My heart has been breaking for the last several weeks. The racist murders in Buffalo, the looming end of reproductive freedom in so many states across the country, and now the tragic murder of 19 young children and two teachers in Texas. There is a deep sickness moving through our country: the sickness of racism and hate and violence. And it hurts to bear witness to it.
It pains me - as a Latina - to see this kind of raw racism on display. It pains me - as a person of faith - to see how the language of belief has been used to fuel the white nationalism that motivated the young shooter in Buffalo. It pains me - as an organizer - to see how deep the divisions run between us, knowing these divisions have been deliberately stirred up by the wealthy few. It pains me - as a human being and a mother - to see how many people are hurting.
What gets me through is a deep belief that this is not the future most people want. The overwhelming majority of people in this country want gun control. They want the fundamental freedom to choose. They want to unravel the long history of racism.
Most people, when given the opportunity, want to come together. And I know through experience that when we come together, we create opportunities to change our lives, our communities and our nation. That is our job as organizers: to open doors, so people who are struggling can come together to build a different future. We are all transformed in the process.
I, for one, was personally transformed through organizing. I had a chance to remember this a few days ago, when Laura Dungan - my first mentor at Sunflower Community Action - stopped by my house in Wichita. Since I now spend much of my time on the road, traveling around the country to visit People’s Action member groups as part of our Organizing Revival, this happens all too rarely, and I was delighted to see her.
Laura and I talked about everything that’s happened in Kansas and the nation since the day she first knocked on my door 23 years ago. At that time, I was an immigrant and young mother of three, immersed in my local community and church. I was also a relatively conservative Christian, but I welcomed the opportunity Laura offered me to talk with families like mine about the issues that mattered to us.
Laura didn’t reject me or my point of view. In me, she saw someone who had the potential to lead in our community, and she knew I could work through any contradictions that got in the way. That brought me into the heart of organizing.
With Sunflower, I led a fight to defeat a racist campaign in Kansas around the false idea that undocumented immigrants were voting fraudulently (link). The real purpose of that campaign was to get white, working-class Kansans to fear their new neighbors, so they would then vote against their own interests as working people.
We fought back, and won, by engaging our neighbors and showing that the sum of our hopes is greater than our fears.
The sickness of racism is showing its ugliest side because it knows there’s a powerful thing coming. People are coming together, and hate’s hold on this country will end. But it is not going to go gently - it will fight for its life, and there will be a hard transition. Our job as organizers is to confront this sickness so we can come together around a new story of possibility, of who we can become. So we can heal.
At its core, organizing is about this human-to-human connection. At People’s Action, we’ve developed a deep canvass methodology that enables us to successfully hold impactful conversations at scale, all across the nation: over the phones and in person, during elections as well as in normal times, in rural areas and in cities, around the very issues others use to divide us, like immigration, the climate, expanding the electorate and public safety.

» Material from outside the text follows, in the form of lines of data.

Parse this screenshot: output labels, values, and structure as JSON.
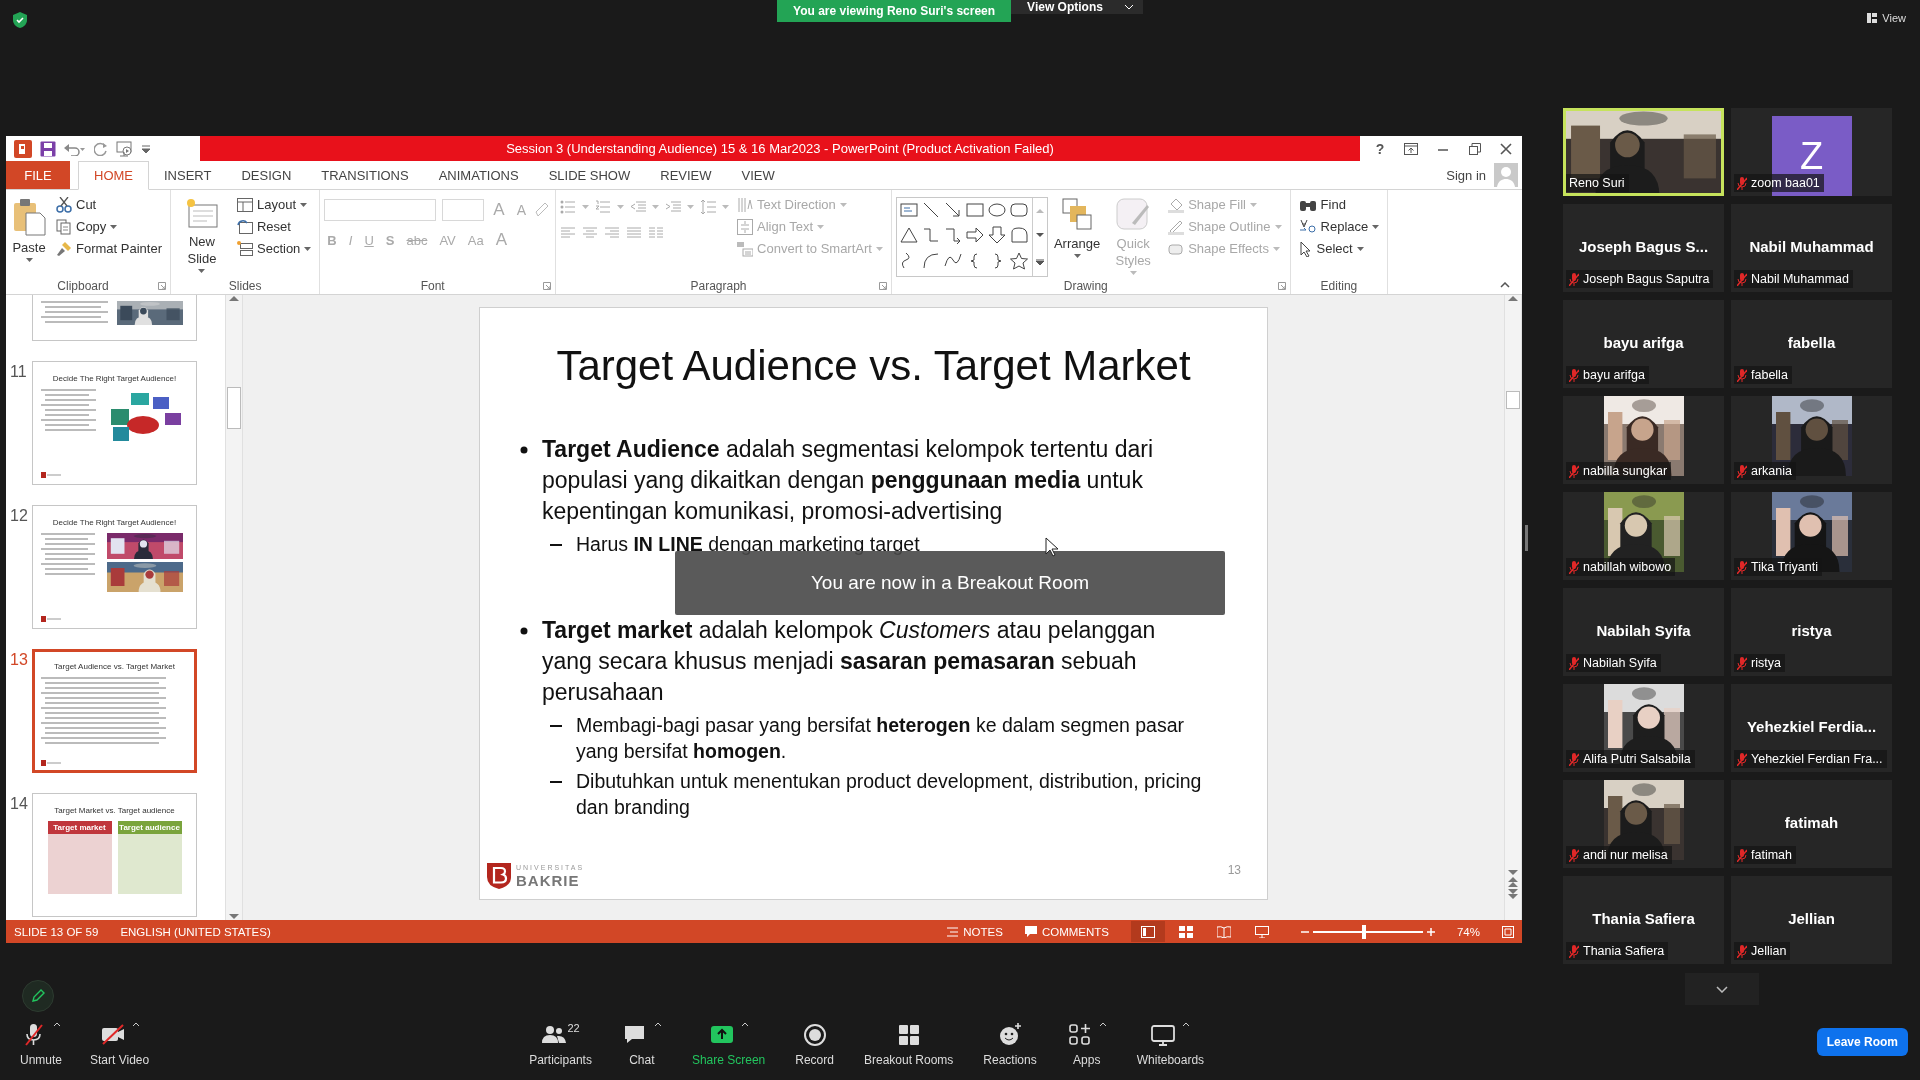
{
  "meeting_bar": {
    "banner": "You are viewing Reno Suri's screen",
    "view_options": "View Options",
    "view": "View"
  },
  "ppt": {
    "title": "Session 3 (Understanding Audience) 15 & 16 Mar2023 -  PowerPoint (Product Activation Failed)",
    "help": "?",
    "tabs": [
      {
        "label": "FILE",
        "kind": "file",
        "selected": false
      },
      {
        "label": "HOME",
        "kind": "tab",
        "selected": true
      },
      {
        "label": "INSERT",
        "kind": "tab",
        "selected": false
      },
      {
        "label": "DESIGN",
        "kind": "tab",
        "selected": false
      },
      {
        "label": "TRANSITIONS",
        "kind": "tab",
        "selected": false
      },
      {
        "label": "ANIMATIONS",
        "kind": "tab",
        "selected": false
      },
      {
        "label": "SLIDE SHOW",
        "kind": "tab",
        "selected": false
      },
      {
        "label": "REVIEW",
        "kind": "tab",
        "selected": false
      },
      {
        "label": "VIEW",
        "kind": "tab",
        "selected": false
      }
    ],
    "sign_in": "Sign in",
    "ribbon": [
      {
        "label": "Clipboard",
        "launcher": true,
        "columns": [
          {
            "kind": "large",
            "items": [
              {
                "label": "Paste",
                "kind": "paste",
                "dropdown": true,
                "disabled": false
              }
            ]
          },
          {
            "kind": "small",
            "items": [
              {
                "label": "Cut",
                "kind": "cut",
                "dropdown": false,
                "disabled": false
              },
              {
                "label": "Copy",
                "kind": "copy",
                "dropdown": true,
                "disabled": false
              },
              {
                "label": "Format Painter",
                "kind": "painter",
                "dropdown": false,
                "disabled": false
              }
            ]
          }
        ]
      },
      {
        "label": "Slides",
        "launcher": false,
        "columns": [
          {
            "kind": "large",
            "items": [
              {
                "label": "New Slide",
                "kind": "newslide",
                "dropdown": true,
                "disabled": false
              }
            ]
          },
          {
            "kind": "small",
            "items": [
              {
                "label": "Layout",
                "kind": "layout",
                "dropdown": true,
                "disabled": false
              },
              {
                "label": "Reset",
                "kind": "reset",
                "dropdown": false,
                "disabled": false
              },
              {
                "label": "Section",
                "kind": "section",
                "dropdown": true,
                "disabled": false
              }
            ]
          }
        ]
      },
      {
        "label": "Font",
        "launcher": true,
        "columns": [
          {
            "kind": "font",
            "disabled": true,
            "row1": [
              "A",
              "A"
            ],
            "row2": [
              "B",
              "I",
              "U",
              "S",
              "abc",
              "AV",
              "Aa",
              "A"
            ]
          }
        ]
      },
      {
        "label": "Paragraph",
        "launcher": true,
        "columns": [
          {
            "kind": "para",
            "disabled": true
          },
          {
            "kind": "small",
            "items": [
              {
                "label": "Text Direction",
                "kind": "textdir",
                "dropdown": true,
                "disabled": true
              },
              {
                "label": "Align Text",
                "kind": "aligntext",
                "dropdown": true,
                "disabled": true
              },
              {
                "label": "Convert to SmartArt",
                "kind": "smartart",
                "dropdown": true,
                "disabled": true
              }
            ]
          }
        ]
      },
      {
        "label": "Drawing",
        "launcher": true,
        "columns": [
          {
            "kind": "gallery",
            "disabled": false
          },
          {
            "kind": "large",
            "items": [
              {
                "label": "Arrange",
                "kind": "arrange",
                "dropdown": true,
                "disabled": false
              }
            ]
          },
          {
            "kind": "large",
            "items": [
              {
                "label": "Quick Styles",
                "kind": "quickstyles",
                "dropdown": true,
                "disabled": true
              }
            ]
          },
          {
            "kind": "small",
            "items": [
              {
                "label": "Shape Fill",
                "kind": "fill",
                "dropdown": true,
                "disabled": true
              },
              {
                "label": "Shape Outline",
                "kind": "outline",
                "dropdown": true,
                "disabled": true
              },
              {
                "label": "Shape Effects",
                "kind": "effects",
                "dropdown": true,
                "disabled": true
              }
            ]
          }
        ]
      },
      {
        "label": "Editing",
        "launcher": false,
        "columns": [
          {
            "kind": "small",
            "items": [
              {
                "label": "Find",
                "kind": "find",
                "dropdown": false,
                "disabled": false
              },
              {
                "label": "Replace",
                "kind": "replace",
                "dropdown": true,
                "disabled": false
              },
              {
                "label": "Select",
                "kind": "select",
                "dropdown": true,
                "disabled": false
              }
            ]
          }
        ]
      }
    ],
    "thumbnails": [
      {
        "kind": "partial",
        "selected": false
      },
      {
        "number": "11",
        "kind": "picture",
        "title": "Decide The Right Target Audience!",
        "selected": false
      },
      {
        "number": "12",
        "kind": "picture",
        "title": "Decide The Right Target Audience!",
        "selected": false
      },
      {
        "number": "13",
        "kind": "text",
        "title": "Target Audience vs. Target Market",
        "selected": true
      },
      {
        "number": "14",
        "kind": "columns",
        "title": "Target Market vs. Target audience",
        "columns": [
          "Target market",
          "Target audience"
        ],
        "selected": false
      }
    ],
    "slide": {
      "title": "Target Audience vs. Target Market",
      "bullets": [
        {
          "text": "**Target Audience** adalah segmentasi kelompok tertentu dari populasi yang dikaitkan dengan **penggunaan media** untuk kepentingan komunikasi, promosi-advertising",
          "subs": [
            "Harus **IN LINE** dengan marketing target"
          ]
        },
        {
          "text": "**Target market** adalah kelompok *Customers*  atau pelanggan yang secara khusus menjadi **sasaran pemasaran** sebuah perusahaan",
          "subs": [
            "Membagi-bagi pasar yang bersifat **heterogen** ke dalam segmen pasar yang bersifat **homogen**.",
            "Dibutuhkan untuk menentukan product development, distribution, pricing dan branding"
          ]
        }
      ],
      "logo_top": "UNIVERSITAS",
      "logo_main": "BAKRIE",
      "page": "13"
    },
    "status": {
      "slide": "SLIDE 13 OF 59",
      "language": "ENGLISH (UNITED STATES)",
      "notes": "NOTES",
      "comments": "COMMENTS",
      "views": [
        {
          "selected": true
        },
        {
          "selected": false
        },
        {
          "selected": false
        },
        {
          "selected": false
        }
      ],
      "zoom": {
        "level": 0.45
      },
      "zoom_text": "74%"
    }
  },
  "overlay": "You are now in a Breakout Room",
  "participants": [
    {
      "kind": "video",
      "name": "Reno Suri",
      "muted": false,
      "speaking": true
    },
    {
      "kind": "avatar",
      "letter": "Z",
      "name": "zoom baa01",
      "muted": true,
      "speaking": false
    },
    {
      "kind": "name",
      "big_name": "Joseph Bagus S...",
      "name": "Joseph Bagus Saputra",
      "muted": true,
      "speaking": false
    },
    {
      "kind": "name",
      "big_name": "Nabil Muhammad",
      "name": "Nabil Muhammad",
      "muted": true,
      "speaking": false
    },
    {
      "kind": "name",
      "big_name": "bayu arifga",
      "name": "bayu arifga",
      "muted": true,
      "speaking": false
    },
    {
      "kind": "name",
      "big_name": "fabella",
      "name": "fabella",
      "muted": true,
      "speaking": false
    },
    {
      "name": "nabilla sungkar",
      "muted": true,
      "speaking": false
    },
    {
      "name": "arkania",
      "muted": true,
      "speaking": false
    },
    {
      "name": "nabillah wibowo",
      "muted": true,
      "speaking": false
    },
    {
      "name": "Tika Triyanti",
      "muted": true,
      "speaking": false
    },
    {
      "kind": "name",
      "big_name": "Nabilah Syifa",
      "name": "Nabilah Syifa",
      "muted": true,
      "speaking": false
    },
    {
      "kind": "name",
      "big_name": "ristya",
      "name": "ristya",
      "muted": true,
      "speaking": false
    },
    {
      "name": "Alifa Putri Salsabila",
      "muted": true,
      "speaking": false
    },
    {
      "kind": "name",
      "big_name": "Yehezkiel  Ferdia...",
      "name": "Yehezkiel Ferdian Fra...",
      "muted": true,
      "speaking": false
    },
    {
      "name": "andi nur melisa",
      "muted": true,
      "speaking": false
    },
    {
      "kind": "name",
      "big_name": "fatimah",
      "name": "fatimah",
      "muted": true,
      "speaking": false
    },
    {
      "kind": "name",
      "big_name": "Thania Safiera",
      "name": "Thania Safiera",
      "muted": true,
      "speaking": false
    },
    {
      "kind": "name",
      "big_name": "Jellian",
      "name": "Jellian",
      "muted": true,
      "speaking": false
    }
  ],
  "toolbar": {
    "left": [
      {
        "label": "Unmute",
        "kind": "mic",
        "caret": true
      },
      {
        "label": "Start Video",
        "kind": "video",
        "caret": true
      }
    ],
    "center": [
      {
        "label": "Participants",
        "kind": "participants",
        "badge": "22",
        "caret": false
      },
      {
        "label": "Chat",
        "kind": "chat",
        "caret": true
      },
      {
        "label": "Share Screen",
        "kind": "share",
        "caret": true
      },
      {
        "label": "Record",
        "kind": "record",
        "caret": false
      },
      {
        "label": "Breakout Rooms",
        "kind": "breakout",
        "caret": false
      },
      {
        "label": "Reactions",
        "kind": "reactions",
        "caret": false
      },
      {
        "label": "Apps",
        "kind": "apps",
        "caret": true
      },
      {
        "label": "Whiteboards",
        "kind": "whiteboard",
        "caret": true
      }
    ],
    "leave": "Leave Room"
  }
}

The key to our success is that, in essence, we offer what Laura offered me that day, 23 years ago. Someone who was very different from me cared enough to knock on my door, talk with me and listen. When we met, we tapped into something greater than ourselves, and we found points of connection across our differences. And she didn’t leave me there. We moved forward, together, to transform our community and our state.
At People’s Action, we’re doubling down on this kind of transformational work through our Organizing Revival. We are strengthening our collective organizing muscle, so we can engage this painful moment with all of the strength and power it needs.
We are training thousands of organizers, and everyday people, to hold meaningful conversations across differences, just like Laura did with me. Together, we can turn our frustrations into a brighter vision for the future. We’re meeting people where they’re at, and taking them with us to where we all want to be.
Together, we can create a society and a country where people don’t need to be afraid - of going to the grocery store, to church or to school. Of anyone who looks, sounds or thinks differently. Instead, when we look at each other, we can see possibilities of connection and transformation.
Our goal is to talk to thousands of people over the next year. Will you join us?